Unsung cowboys recognized at Stark exhibit
Last updated 6/5/2018 at Noon
CUTLINE: Sarah Boehme, curator for the Stark Museum of Art, in Orange, looks at the book, "Portraits from Cowboys of Color: Photographs by Don Russell." This exhibit, along with "Cowboys Legends and Life," will be on display at the museum from June 16 through Sept. 29.
RECORD PHOTO: David Ball
For The Record
Sarah Boehme, curator for the Stark Museum of Art, in Orange, believes a portion of Western history has been ignored.
"There's very few African American art ," she said. "Estimates are one-quarter of the cowboys were African American. They were ex-slaves coming West for jobs as cattle raisers. They worked with animals on the plantations and knew how to do it."

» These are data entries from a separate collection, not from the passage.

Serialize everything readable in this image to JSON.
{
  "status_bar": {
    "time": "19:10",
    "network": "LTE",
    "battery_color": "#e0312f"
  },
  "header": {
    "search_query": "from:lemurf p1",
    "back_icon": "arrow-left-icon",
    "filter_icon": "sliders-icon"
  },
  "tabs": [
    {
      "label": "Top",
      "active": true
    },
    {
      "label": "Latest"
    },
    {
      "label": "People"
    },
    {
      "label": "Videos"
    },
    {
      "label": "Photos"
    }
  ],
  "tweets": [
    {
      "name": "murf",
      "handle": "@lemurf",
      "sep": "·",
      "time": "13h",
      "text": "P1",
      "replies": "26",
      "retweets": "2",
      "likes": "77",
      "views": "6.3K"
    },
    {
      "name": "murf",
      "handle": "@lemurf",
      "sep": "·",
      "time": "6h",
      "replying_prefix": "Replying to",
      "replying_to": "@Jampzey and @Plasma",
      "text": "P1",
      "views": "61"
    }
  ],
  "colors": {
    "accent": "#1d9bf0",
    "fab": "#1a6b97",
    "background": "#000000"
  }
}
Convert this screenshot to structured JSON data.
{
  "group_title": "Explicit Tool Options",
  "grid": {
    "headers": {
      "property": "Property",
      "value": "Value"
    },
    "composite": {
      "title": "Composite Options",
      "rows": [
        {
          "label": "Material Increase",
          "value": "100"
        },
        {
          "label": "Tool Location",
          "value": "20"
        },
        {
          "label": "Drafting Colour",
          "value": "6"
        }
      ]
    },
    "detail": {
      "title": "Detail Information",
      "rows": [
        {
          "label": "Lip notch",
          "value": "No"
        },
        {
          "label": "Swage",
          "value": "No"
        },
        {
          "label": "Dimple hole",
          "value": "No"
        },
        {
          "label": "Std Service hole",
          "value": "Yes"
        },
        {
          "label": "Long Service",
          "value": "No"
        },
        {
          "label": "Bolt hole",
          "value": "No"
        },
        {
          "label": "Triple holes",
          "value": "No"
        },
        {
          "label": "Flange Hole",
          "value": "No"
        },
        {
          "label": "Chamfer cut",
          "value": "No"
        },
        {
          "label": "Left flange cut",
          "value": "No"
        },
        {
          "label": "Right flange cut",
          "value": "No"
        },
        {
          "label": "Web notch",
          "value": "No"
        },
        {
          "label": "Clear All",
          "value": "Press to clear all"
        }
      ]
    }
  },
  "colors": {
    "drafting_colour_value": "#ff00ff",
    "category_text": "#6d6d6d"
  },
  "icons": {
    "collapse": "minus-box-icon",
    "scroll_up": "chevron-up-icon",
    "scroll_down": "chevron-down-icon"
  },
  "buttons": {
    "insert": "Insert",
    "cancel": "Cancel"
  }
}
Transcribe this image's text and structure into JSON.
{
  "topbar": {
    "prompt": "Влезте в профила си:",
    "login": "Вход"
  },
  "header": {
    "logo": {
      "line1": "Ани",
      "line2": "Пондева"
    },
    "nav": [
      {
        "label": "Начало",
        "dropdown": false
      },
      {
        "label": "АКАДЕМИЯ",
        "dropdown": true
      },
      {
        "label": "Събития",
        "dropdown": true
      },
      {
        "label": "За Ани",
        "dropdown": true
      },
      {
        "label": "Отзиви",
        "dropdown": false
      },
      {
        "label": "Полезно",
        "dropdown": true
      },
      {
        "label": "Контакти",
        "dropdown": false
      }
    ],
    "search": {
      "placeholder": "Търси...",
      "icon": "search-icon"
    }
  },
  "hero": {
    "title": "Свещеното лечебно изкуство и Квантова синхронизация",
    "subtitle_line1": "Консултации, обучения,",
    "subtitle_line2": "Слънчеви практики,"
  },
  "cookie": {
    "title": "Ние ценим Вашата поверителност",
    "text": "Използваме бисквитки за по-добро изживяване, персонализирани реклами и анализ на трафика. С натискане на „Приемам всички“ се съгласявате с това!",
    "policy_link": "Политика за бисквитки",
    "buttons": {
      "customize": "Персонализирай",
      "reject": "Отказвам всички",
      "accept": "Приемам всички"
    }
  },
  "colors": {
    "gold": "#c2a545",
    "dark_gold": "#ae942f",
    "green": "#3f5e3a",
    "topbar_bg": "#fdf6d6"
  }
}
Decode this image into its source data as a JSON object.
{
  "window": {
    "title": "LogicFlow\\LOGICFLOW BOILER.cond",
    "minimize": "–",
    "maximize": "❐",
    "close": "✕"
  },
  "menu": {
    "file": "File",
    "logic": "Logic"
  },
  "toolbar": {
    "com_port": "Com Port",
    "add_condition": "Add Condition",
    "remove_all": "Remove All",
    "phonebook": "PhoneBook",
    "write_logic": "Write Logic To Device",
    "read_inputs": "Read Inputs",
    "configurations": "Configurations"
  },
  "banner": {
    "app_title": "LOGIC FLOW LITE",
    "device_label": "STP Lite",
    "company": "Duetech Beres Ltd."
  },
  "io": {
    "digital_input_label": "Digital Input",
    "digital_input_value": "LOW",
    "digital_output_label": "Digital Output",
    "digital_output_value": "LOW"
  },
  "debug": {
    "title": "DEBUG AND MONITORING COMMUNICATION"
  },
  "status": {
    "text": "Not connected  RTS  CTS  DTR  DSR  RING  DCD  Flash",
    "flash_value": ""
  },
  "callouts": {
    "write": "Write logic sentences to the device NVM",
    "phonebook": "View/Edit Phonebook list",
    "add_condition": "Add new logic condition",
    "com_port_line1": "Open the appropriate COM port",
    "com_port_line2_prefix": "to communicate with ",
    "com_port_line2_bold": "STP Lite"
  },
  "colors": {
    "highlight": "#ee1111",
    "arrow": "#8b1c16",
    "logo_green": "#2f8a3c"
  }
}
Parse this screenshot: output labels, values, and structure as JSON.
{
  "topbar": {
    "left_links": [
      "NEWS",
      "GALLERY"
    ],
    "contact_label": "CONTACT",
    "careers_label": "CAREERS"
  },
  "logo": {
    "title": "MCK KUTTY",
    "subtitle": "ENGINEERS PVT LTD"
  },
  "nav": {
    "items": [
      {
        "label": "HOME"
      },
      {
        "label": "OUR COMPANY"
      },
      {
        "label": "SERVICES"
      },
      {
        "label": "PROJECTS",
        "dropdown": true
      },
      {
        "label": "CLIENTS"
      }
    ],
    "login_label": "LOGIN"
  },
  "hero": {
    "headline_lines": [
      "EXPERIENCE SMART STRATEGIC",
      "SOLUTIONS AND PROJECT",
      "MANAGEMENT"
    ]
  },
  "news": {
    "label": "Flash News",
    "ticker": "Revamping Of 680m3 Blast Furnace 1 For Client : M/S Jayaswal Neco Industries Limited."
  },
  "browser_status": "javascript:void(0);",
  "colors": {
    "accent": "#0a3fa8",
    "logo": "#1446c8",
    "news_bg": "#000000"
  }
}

For instance, Boehme was looking for some art in the museum of African American cowboys to also display. She discovered, however, she was hard pressed to find any. The one she did find was a chalk drawing of Bob Lemons — a Texas Mustanger who wrangled wild horses.
Consequently, the museum will be hosting a special exhibit, two to be precise — "Portraits from Cowboys of Color: Photographs by Don Russell" and "Cowboy Legends and Life." The exhibits start June 16 and run through to Sept. 29.
The Russell exhibit is based on a book he published. He spent two years taking photographs of cowboys and cowgirls at predominately African American organized rodeos. He also took pictures of other people of color. In addition, he interviewed his subjects and included captions with the photos. He was born in Kentucky, but he now calls Texas home.
The book "Cowboys of Color" is available from standard book outlets.
She said he went to rodeos and he was entranced by the visual images.
"This is his only Western project," Boehme said. "He's an outsider looking in at another culture. He photographs the subjects and he communicates important stories and text. The series has great depth. They feed off of each other."
A press release read: "I'm not black. I'm not a cowboy," Russell wrote. "These photographs are of real people. They have real lives with real joys and sorrows. The intent of this portfolio is to make visible the modern black cowboy."
He further stated few realize there is a black cowboy culture and history.
"The formal portraits taken at the Cowboys of Color Rodeos give us a window into their lives and personalities while they are pursuing their passion of the cowboy and ranching lifestyle," he wrote.
Some of the photographs are in black and white. The exhibit will display 21 of the photographs in which Boehme called, "A good representation of the works." The portraits are recent gifts to the Stark Museum.
In addition to Lemons, some other famous cowboys are Nate Love and Bill Pickett who was well known for bulldogging in rodeos. Another is Myrtis Dightman from Crockett. He was the first African American to reach the national finals in rodeo.
As much of society was at the time, rodeos were segregated and black cowboys had no opportunities to ride in them. So, African Americans formed their own rodeos. Boehme said rodeos are almost like a family for the cowboys and cowgirls.
"It will be a revelation for a lot of people. We're excited to offer these opportunities to address Western history," she said.
"Cowboy Legends and Life" exhibit offers a traditional view of romanticized aspects of cowboy life, Boehme said.
The exhibit presents the theme of the Cowboy as an icon for America, according to a press release. This exhibition explores the imagery of the cowboy and cowgirl in American Western art. It will present both the idealization and the working life of men and women of the West. Paintings, sculptures, drawings, rare books and photographs from the collections of the Stark Museum of Art give a survey from the late
nineteenth century through the art of today.
Artists include: Frederic Remington, Charles Marion Russell, William Herbert Dunton, Frank Tenney Johnson and others. The exhibition will include new acquisitions for the collections including photographs by Richard S. Buswell and Bonnie Schiffman.
Boehme added with the exhibitions concluding on Sept. 29, school groups will still have enough time to book tours in early September when the school year resumes. There will also be a family day in September to be announced.